§ **WHAT TO DO**:
Could you reproduce every record below exactly as it stands?

START GIVEN ENTRIES

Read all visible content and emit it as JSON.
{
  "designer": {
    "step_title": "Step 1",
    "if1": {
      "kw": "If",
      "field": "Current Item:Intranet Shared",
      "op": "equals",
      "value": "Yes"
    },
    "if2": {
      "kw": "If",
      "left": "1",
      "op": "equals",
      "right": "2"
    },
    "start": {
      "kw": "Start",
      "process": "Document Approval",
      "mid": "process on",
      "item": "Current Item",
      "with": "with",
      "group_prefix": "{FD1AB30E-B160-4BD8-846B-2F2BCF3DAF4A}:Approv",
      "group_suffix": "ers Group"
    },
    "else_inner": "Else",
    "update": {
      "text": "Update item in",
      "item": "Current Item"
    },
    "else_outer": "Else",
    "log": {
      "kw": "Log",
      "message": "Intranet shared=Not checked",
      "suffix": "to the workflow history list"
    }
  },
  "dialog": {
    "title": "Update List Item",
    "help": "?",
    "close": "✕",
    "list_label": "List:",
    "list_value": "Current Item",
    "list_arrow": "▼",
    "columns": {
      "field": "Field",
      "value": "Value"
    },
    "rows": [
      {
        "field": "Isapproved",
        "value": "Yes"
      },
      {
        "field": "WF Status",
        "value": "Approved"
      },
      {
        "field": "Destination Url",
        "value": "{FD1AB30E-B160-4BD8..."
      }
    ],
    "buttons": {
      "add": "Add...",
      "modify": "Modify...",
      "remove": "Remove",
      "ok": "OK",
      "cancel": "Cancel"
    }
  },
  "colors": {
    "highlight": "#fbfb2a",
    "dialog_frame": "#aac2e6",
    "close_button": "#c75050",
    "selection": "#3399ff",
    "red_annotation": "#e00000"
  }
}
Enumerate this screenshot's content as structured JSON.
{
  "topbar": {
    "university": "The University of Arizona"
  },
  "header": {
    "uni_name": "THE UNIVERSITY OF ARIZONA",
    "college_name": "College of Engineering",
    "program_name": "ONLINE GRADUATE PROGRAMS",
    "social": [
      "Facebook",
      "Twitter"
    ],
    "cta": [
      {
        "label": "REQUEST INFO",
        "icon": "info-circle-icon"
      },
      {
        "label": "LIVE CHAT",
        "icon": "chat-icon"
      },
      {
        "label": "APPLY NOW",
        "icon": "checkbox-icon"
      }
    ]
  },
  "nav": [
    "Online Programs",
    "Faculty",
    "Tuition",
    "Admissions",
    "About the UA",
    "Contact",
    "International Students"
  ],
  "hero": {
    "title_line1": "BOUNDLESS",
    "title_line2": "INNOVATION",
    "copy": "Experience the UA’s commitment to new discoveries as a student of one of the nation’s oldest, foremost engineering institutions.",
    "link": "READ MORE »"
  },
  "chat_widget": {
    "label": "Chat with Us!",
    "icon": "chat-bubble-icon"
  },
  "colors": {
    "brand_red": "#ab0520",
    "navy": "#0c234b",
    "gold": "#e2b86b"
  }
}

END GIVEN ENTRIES

§ **EXERCISE SOLUTION**:
Read all visible content and emit it as JSON.
{
  "designer": {
    "step_title": "Step 1",
    "if1": {
      "kw": "If",
      "field": "Current Item:Intranet Shared",
      "op": "equals",
      "value": "Yes"
    },
    "if2": {
      "kw": "If",
      "left": "1",
      "op": "equals",
      "right": "2"
    },
    "start": {
      "kw": "Start",
      "process": "Document Approval",
      "mid": "process on",
      "item": "Current Item",
      "with": "with",
      "group_prefix": "{FD1AB30E-B160-4BD8-846B-2F2BCF3DAF4A}:Approv",
      "group_suffix": "ers Group"
    },
    "else_inner": "Else",
    "update": {
      "text": "Update item in",
      "item": "Current Item"
    },
    "else_outer": "Else",
    "log": {
      "kw": "Log",
      "message": "Intranet shared=Not checked",
      "suffix": "to the workflow history list"
    }
  },
  "dialog": {
    "title": "Update List Item",
    "help": "?",
    "close": "✕",
    "list_label": "List:",
    "list_value": "Current Item",
    "list_arrow": "▼",
    "columns": {
      "field": "Field",
      "value": "Value"
    },
    "rows": [
      {
        "field": "Isapproved",
        "value": "Yes"
      },
      {
        "field": "WF Status",
        "value": "Approved"
      },
      {
        "field": "Destination Url",
        "value": "{FD1AB30E-B160-4BD8..."
      }
    ],
    "buttons": {
      "add": "Add...",
      "modify": "Modify...",
      "remove": "Remove",
      "ok": "OK",
      "cancel": "Cancel"
    }
  },
  "colors": {
    "highlight": "#fbfb2a",
    "dialog_frame": "#aac2e6",
    "close_button": "#c75050",
    "selection": "#3399ff",
    "red_annotation": "#e00000"
  }
}
Enumerate this screenshot's content as structured JSON.
{
  "topbar": {
    "university": "The University of Arizona"
  },
  "header": {
    "uni_name": "THE UNIVERSITY OF ARIZONA",
    "college_name": "College of Engineering",
    "program_name": "ONLINE GRADUATE PROGRAMS",
    "social": [
      "Facebook",
      "Twitter"
    ],
    "cta": [
      {
        "label": "REQUEST INFO",
        "icon": "info-circle-icon"
      },
      {
        "label": "LIVE CHAT",
        "icon": "chat-icon"
      },
      {
        "label": "APPLY NOW",
        "icon": "checkbox-icon"
      }
    ]
  },
  "nav": [
    "Online Programs",
    "Faculty",
    "Tuition",
    "Admissions",
    "About the UA",
    "Contact",
    "International Students"
  ],
  "hero": {
    "title_line1": "BOUNDLESS",
    "title_line2": "INNOVATION",
    "copy": "Experience the UA’s commitment to new discoveries as a student of one of the nation’s oldest, foremost engineering institutions.",
    "link": "READ MORE »"
  },
  "chat_widget": {
    "label": "Chat with Us!",
    "icon": "chat-bubble-icon"
  },
  "colors": {
    "brand_red": "#ab0520",
    "navy": "#0c234b",
    "gold": "#e2b86b"
  }
}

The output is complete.